WORK ORDER. Every line below that includes the word "this" needs to be copied.

(Interface dataset entries)
____
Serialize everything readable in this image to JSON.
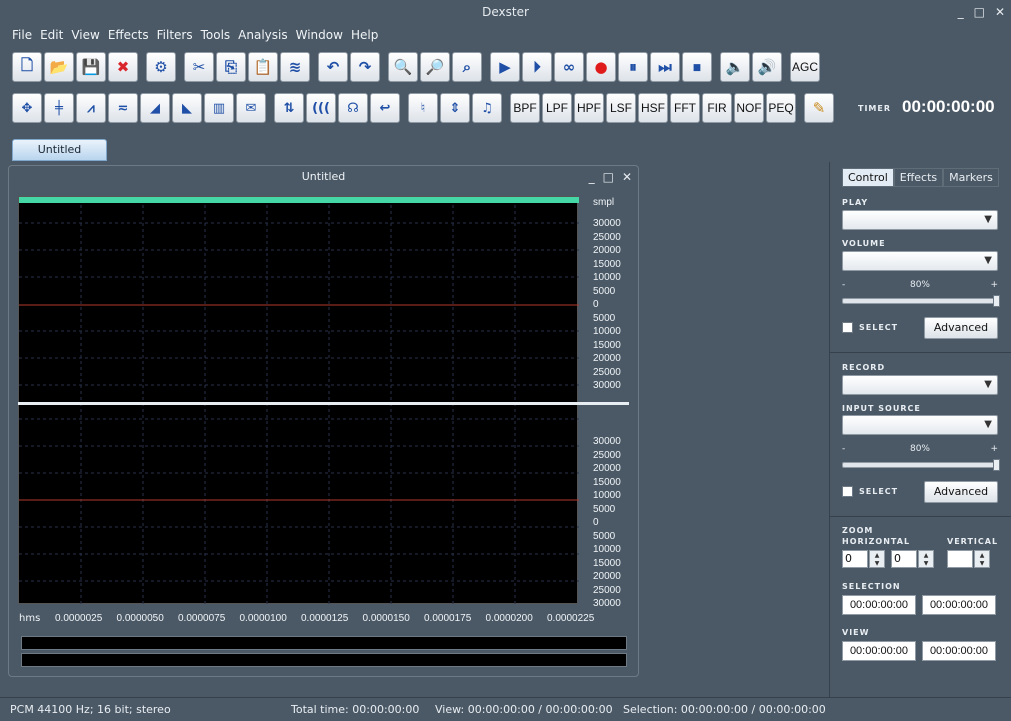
{
  "app": {
    "title": "Dexster"
  },
  "menu": [
    "File",
    "Edit",
    "View",
    "Effects",
    "Filters",
    "Tools",
    "Analysis",
    "Window",
    "Help"
  ],
  "toolbar1": [
    {
      "name": "new-icon",
      "glyph": "🗋"
    },
    {
      "name": "open-icon",
      "glyph": "📂"
    },
    {
      "name": "save-icon",
      "glyph": "💾"
    },
    {
      "name": "close-file-icon",
      "glyph": "✖"
    },
    {
      "name": "settings-icon",
      "glyph": "⚙"
    },
    {
      "name": "cut-icon",
      "glyph": "✂"
    },
    {
      "name": "copy-icon",
      "glyph": "⎘"
    },
    {
      "name": "paste-icon",
      "glyph": "📋"
    },
    {
      "name": "mix-paste-icon",
      "glyph": "≋"
    },
    {
      "name": "undo-icon",
      "glyph": "↶"
    },
    {
      "name": "redo-icon",
      "glyph": "↷"
    },
    {
      "name": "zoom-in-icon",
      "glyph": "🔍"
    },
    {
      "name": "zoom-out-icon",
      "glyph": "🔎"
    },
    {
      "name": "zoom-fit-icon",
      "glyph": "⌕"
    },
    {
      "name": "play-icon",
      "glyph": "▶"
    },
    {
      "name": "play-circle-icon",
      "glyph": "⏵"
    },
    {
      "name": "loop-icon",
      "glyph": "∞"
    },
    {
      "name": "record-icon",
      "glyph": "●"
    },
    {
      "name": "pause-icon",
      "glyph": "⏸"
    },
    {
      "name": "forward-icon",
      "glyph": "⏭"
    },
    {
      "name": "stop-icon",
      "glyph": "⏹"
    },
    {
      "name": "speaker-left-icon",
      "glyph": "🔈"
    },
    {
      "name": "speaker-right-icon",
      "glyph": "🔊"
    }
  ],
  "toolbar1_agc": "AGC",
  "toolbar2": [
    {
      "name": "expand-icon",
      "glyph": "✥"
    },
    {
      "name": "compress-icon",
      "glyph": "╪"
    },
    {
      "name": "noise-icon",
      "glyph": "⩘"
    },
    {
      "name": "silence-icon",
      "glyph": "≂"
    },
    {
      "name": "fade-in-icon",
      "glyph": "◢"
    },
    {
      "name": "fade-out-icon",
      "glyph": "◣"
    },
    {
      "name": "normalize-icon",
      "glyph": "▥"
    },
    {
      "name": "envelope-icon",
      "glyph": "✉"
    },
    {
      "name": "invert-icon",
      "glyph": "⇅"
    },
    {
      "name": "echo-icon",
      "glyph": "((("
    },
    {
      "name": "reverb-icon",
      "glyph": "☊"
    },
    {
      "name": "reverse-icon",
      "glyph": "↩"
    },
    {
      "name": "pitch-icon",
      "glyph": "♮"
    },
    {
      "name": "tempo-icon",
      "glyph": "⇕"
    },
    {
      "name": "music-note-icon",
      "glyph": "♫"
    }
  ],
  "filters": [
    "BPF",
    "LPF",
    "HPF",
    "LSF",
    "HSF",
    "FFT",
    "FIR",
    "NOF",
    "PEQ"
  ],
  "timer": {
    "label": "TIMER",
    "value": "00:00:00:00"
  },
  "document": {
    "tab": "Untitled",
    "title": "Untitled"
  },
  "waveform": {
    "unit": "smpl",
    "ticks_top": [
      "30000",
      "25000",
      "20000",
      "15000",
      "10000",
      "5000",
      "0",
      "5000",
      "10000",
      "15000",
      "20000",
      "25000",
      "30000"
    ],
    "ticks_bottom": [
      "30000",
      "25000",
      "20000",
      "15000",
      "10000",
      "5000",
      "0",
      "5000",
      "10000",
      "15000",
      "20000",
      "25000",
      "30000"
    ],
    "xunit": "hms",
    "xticks": [
      "0.0000025",
      "0.0000050",
      "0.0000075",
      "0.0000100",
      "0.0000125",
      "0.0000150",
      "0.0000175",
      "0.0000200",
      "0.0000225"
    ]
  },
  "panel": {
    "tabs": [
      "Control",
      "Effects",
      "Markers"
    ],
    "play_label": "PLAY",
    "volume_label": "VOLUME",
    "minus": "-",
    "plus": "+",
    "play_pct": "80%",
    "play_level": 0.8,
    "select_label": "SELECT",
    "advanced": "Advanced",
    "record_label": "RECORD",
    "input_source_label": "INPUT SOURCE",
    "rec_pct": "80%",
    "rec_level": 0.8,
    "zoom_label": "ZOOM",
    "horizontal_label": "HORIZONTAL",
    "vertical_label": "VERTICAL",
    "zoom_h1": "0",
    "zoom_h2": "0",
    "zoom_v": "",
    "selection_label": "SELECTION",
    "sel_start": "00:00:00:00",
    "sel_end": "00:00:00:00",
    "view_label": "VIEW",
    "view_start": "00:00:00:00",
    "view_end": "00:00:00:00"
  },
  "status": {
    "format": "PCM 44100 Hz; 16 bit; stereo",
    "total": "Total time: 00:00:00:00",
    "view": "View: 00:00:00:00 / 00:00:00:00",
    "selection": "Selection: 00:00:00:00 / 00:00:00:00"
  }
}
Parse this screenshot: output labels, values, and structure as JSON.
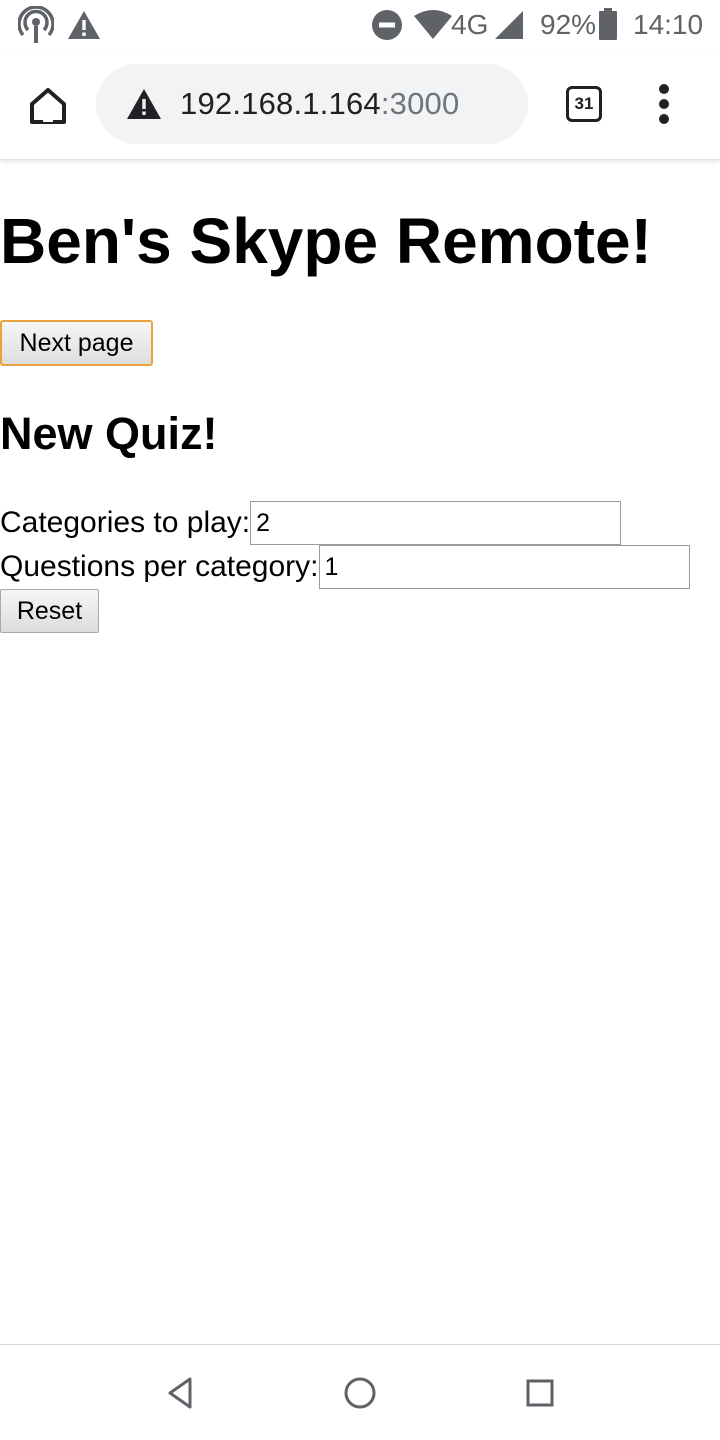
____
ANSWER SECTION.
Serialize everything readable in this image to JSON.
Parse this screenshot: output labels, values, and structure as JSON.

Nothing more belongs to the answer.